Segment Start: Data shown
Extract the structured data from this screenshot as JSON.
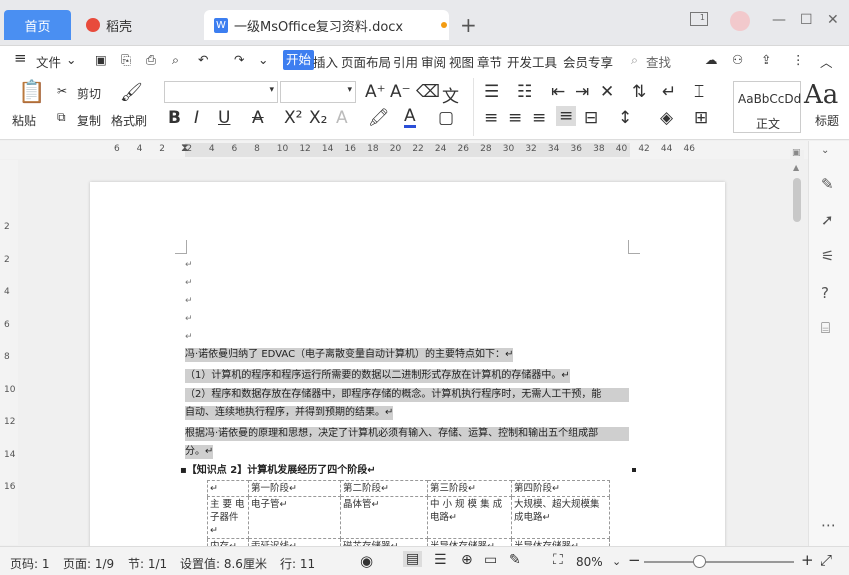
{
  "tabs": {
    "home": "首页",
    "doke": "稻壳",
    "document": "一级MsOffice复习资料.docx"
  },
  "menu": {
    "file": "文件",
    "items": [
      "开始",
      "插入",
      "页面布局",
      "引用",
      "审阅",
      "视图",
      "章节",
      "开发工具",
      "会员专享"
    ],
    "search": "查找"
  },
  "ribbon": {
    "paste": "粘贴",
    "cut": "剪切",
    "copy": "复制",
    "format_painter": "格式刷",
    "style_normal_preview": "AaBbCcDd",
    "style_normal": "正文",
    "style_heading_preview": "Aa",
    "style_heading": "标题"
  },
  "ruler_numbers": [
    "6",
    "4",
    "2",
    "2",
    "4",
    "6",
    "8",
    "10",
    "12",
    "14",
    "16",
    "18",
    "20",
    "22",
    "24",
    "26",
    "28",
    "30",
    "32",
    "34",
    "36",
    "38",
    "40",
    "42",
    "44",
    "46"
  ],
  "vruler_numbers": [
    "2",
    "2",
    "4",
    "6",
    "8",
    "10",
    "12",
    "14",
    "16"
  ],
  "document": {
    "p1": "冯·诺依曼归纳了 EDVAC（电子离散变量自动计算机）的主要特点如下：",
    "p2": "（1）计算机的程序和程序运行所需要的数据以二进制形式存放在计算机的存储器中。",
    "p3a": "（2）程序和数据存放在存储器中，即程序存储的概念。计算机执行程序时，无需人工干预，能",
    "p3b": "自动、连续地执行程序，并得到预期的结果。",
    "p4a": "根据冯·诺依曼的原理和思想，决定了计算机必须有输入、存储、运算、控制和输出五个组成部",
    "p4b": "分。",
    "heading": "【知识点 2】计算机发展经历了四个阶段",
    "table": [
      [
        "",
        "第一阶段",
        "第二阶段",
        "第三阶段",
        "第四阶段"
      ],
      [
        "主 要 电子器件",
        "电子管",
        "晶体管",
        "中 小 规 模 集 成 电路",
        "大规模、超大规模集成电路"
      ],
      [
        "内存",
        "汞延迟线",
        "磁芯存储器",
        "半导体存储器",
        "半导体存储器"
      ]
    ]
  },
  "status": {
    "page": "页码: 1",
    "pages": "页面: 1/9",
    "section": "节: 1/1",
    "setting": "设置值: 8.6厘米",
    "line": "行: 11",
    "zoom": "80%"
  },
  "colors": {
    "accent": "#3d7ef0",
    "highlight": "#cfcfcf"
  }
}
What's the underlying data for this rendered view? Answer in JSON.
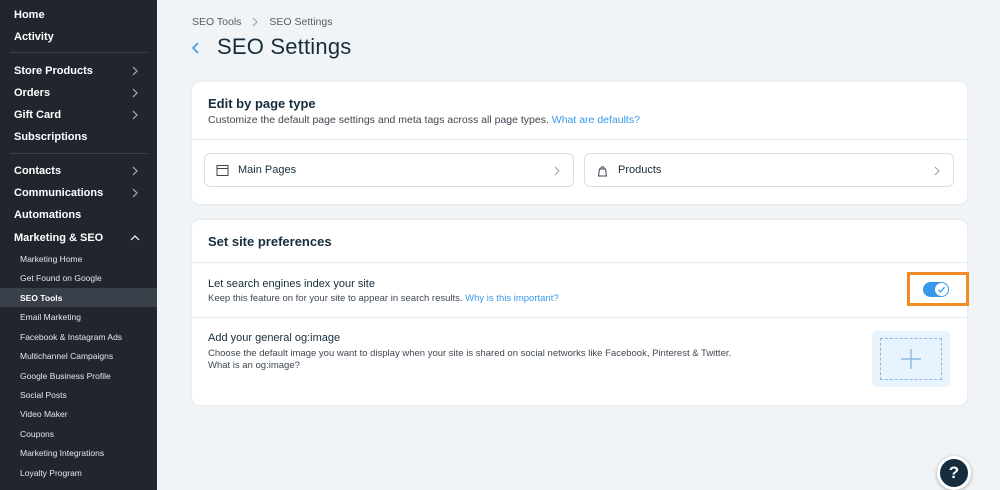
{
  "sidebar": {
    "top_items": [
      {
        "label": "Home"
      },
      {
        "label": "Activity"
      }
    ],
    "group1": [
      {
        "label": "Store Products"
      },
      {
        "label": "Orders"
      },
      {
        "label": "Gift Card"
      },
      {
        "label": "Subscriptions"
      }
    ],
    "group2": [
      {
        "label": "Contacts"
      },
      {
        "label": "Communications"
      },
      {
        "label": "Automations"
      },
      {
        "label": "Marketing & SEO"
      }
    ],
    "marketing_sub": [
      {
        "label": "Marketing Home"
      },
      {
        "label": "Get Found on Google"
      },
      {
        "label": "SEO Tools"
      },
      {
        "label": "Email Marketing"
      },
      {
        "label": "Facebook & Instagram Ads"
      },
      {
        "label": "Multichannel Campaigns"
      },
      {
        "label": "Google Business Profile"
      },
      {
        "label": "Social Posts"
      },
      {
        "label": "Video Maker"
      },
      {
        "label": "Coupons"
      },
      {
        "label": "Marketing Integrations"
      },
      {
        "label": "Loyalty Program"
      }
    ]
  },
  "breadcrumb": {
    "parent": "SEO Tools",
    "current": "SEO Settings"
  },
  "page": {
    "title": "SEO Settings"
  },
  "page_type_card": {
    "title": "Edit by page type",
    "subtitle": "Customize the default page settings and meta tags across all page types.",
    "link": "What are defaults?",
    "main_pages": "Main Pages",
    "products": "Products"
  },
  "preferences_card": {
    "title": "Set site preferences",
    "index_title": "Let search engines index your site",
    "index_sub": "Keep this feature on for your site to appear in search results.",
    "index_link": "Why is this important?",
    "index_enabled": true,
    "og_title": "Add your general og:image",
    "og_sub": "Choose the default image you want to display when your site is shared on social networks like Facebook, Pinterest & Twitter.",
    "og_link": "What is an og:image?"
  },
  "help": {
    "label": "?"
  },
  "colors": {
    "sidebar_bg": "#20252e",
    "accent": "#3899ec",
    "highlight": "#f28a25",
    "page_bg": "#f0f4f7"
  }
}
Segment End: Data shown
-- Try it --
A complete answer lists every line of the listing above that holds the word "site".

-- Finished task --
    "title": "Set site preferences",
    "index_title": "Let search engines index your site",
    "index_sub": "Keep this feature on for your site to appear in search results.",
    "og_sub": "Choose the default image you want to display when your site is shared on social networks like Facebook, Pinterest & Twitter.",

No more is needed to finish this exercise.